The Queen and the Duke then continued to the hospital’s Oncology and general medical wards. On ward 3C, patients and families greeted the Queen while enjoying a Royal Tea Party especially prepared by Alder Hey’s ward chefs. The hospital has a unique food offering; chefs are based on every ward and are able to make fresh food on demand for patients as and when they want them.
The Royal Party concluded their tour in the hospital atrium, where they were introduced to major donors of Alder Hey Children’s Charity who have helped fund lifesaving equipment, vital research and arts and play activities in the new hospital.
Watched by dozens of staff, patients, families and supporters of the hospital, Sir David then invited the Queen to unveil a plaque and officially open Alder Hey in the Park.
Speaking after the Queen unveiled to the plaque to commemorate the hospital’s official opening, Sir David said: “It’s been a really fabulous day for Alder Hey and it is the start of a long journey. Her Majesty was absolutely superb with patients and staff and was so interested in what we are doing and how unlike an ordinary hospital we are.”
Louise Shepherd, Chief Executive at Alder Hey Children’s Hospital: “We are honoured that Her Majesty the Queen officially opened our new hospital; Alder Hey in the Park. We are extremely proud of the new Alder Hey, the first hospital in a park in Europe and one which has been designed with the help of our children and young people. The last year has been such an exciting time for everyone here at Alder Hey and we feel very privileged to have had the chance to show our brand new home to Her Majesty the Queen and the Duke of Edinburgh.”

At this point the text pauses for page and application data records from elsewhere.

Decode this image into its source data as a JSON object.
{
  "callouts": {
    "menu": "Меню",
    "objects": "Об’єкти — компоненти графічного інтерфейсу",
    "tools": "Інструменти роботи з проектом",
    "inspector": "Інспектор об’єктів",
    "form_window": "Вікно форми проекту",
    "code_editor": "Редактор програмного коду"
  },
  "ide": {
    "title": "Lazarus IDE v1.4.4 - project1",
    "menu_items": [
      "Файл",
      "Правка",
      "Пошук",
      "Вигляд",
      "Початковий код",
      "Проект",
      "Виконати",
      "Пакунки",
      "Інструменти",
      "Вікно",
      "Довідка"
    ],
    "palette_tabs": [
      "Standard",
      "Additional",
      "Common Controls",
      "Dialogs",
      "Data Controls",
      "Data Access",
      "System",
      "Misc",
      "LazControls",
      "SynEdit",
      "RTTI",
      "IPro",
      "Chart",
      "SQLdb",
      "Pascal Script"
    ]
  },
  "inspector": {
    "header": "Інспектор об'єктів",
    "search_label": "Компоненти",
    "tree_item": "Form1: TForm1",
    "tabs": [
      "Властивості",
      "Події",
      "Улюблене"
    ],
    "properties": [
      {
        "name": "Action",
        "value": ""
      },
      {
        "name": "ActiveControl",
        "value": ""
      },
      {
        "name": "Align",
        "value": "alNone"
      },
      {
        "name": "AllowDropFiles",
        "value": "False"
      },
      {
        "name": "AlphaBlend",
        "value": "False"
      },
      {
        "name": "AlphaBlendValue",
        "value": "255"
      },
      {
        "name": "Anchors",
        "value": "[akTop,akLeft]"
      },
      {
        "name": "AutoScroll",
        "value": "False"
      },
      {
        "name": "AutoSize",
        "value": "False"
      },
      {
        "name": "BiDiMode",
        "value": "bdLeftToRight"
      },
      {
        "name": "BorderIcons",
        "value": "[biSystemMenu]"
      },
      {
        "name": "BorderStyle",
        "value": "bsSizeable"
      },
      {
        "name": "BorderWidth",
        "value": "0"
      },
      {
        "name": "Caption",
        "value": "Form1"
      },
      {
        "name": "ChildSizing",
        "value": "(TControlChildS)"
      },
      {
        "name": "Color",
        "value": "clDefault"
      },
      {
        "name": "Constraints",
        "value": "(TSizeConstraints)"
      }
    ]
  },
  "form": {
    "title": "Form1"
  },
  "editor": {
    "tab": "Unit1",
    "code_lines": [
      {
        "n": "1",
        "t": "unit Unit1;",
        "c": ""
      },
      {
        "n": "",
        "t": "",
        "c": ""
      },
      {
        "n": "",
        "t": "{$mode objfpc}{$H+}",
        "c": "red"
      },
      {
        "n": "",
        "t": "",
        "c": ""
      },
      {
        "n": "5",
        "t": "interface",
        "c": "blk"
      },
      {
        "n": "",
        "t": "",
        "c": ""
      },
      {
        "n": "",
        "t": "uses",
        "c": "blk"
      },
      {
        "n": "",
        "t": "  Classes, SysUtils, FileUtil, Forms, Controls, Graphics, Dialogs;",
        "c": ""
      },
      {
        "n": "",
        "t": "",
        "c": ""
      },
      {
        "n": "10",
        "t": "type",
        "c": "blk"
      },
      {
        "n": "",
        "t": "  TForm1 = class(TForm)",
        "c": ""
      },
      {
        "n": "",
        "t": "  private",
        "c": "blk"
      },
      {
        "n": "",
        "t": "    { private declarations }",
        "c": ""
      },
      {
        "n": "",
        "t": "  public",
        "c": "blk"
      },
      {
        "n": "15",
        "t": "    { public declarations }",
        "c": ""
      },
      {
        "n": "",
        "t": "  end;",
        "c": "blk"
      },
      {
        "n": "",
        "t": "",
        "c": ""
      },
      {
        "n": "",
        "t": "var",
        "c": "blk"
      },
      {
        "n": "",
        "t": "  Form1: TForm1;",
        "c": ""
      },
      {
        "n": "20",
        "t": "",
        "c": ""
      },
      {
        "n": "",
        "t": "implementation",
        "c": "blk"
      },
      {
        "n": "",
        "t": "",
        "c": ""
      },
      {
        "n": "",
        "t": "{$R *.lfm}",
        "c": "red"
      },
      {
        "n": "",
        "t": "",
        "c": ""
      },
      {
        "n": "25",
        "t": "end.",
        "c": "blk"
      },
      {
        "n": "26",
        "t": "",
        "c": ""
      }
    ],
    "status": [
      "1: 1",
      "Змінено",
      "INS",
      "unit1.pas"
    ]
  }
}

Also in attendance during the momentous occasion was Stephen Twigg MP, the Countess of Derby and former Liverpool footballer and Alder Hey Children’s Charity Patron Jamie Carragher.
Jamie Carragher said: “Via my 23 Foundation I have been honoured to support Alder Hey in its fantastic efforts for the children and young people of the area. The 23 Foundation has specifically supported new ultrasound rooms, a sensory garden and the Neonatal “Virtual Visiting” Project, and I’m looking forward to seeing it all place at the Opening. Having been taken care of by Alder Hey when I was born I know how Alder Hey can give children needing support the greatest start in life – they are brilliant!”
Alder Hey Children's Charity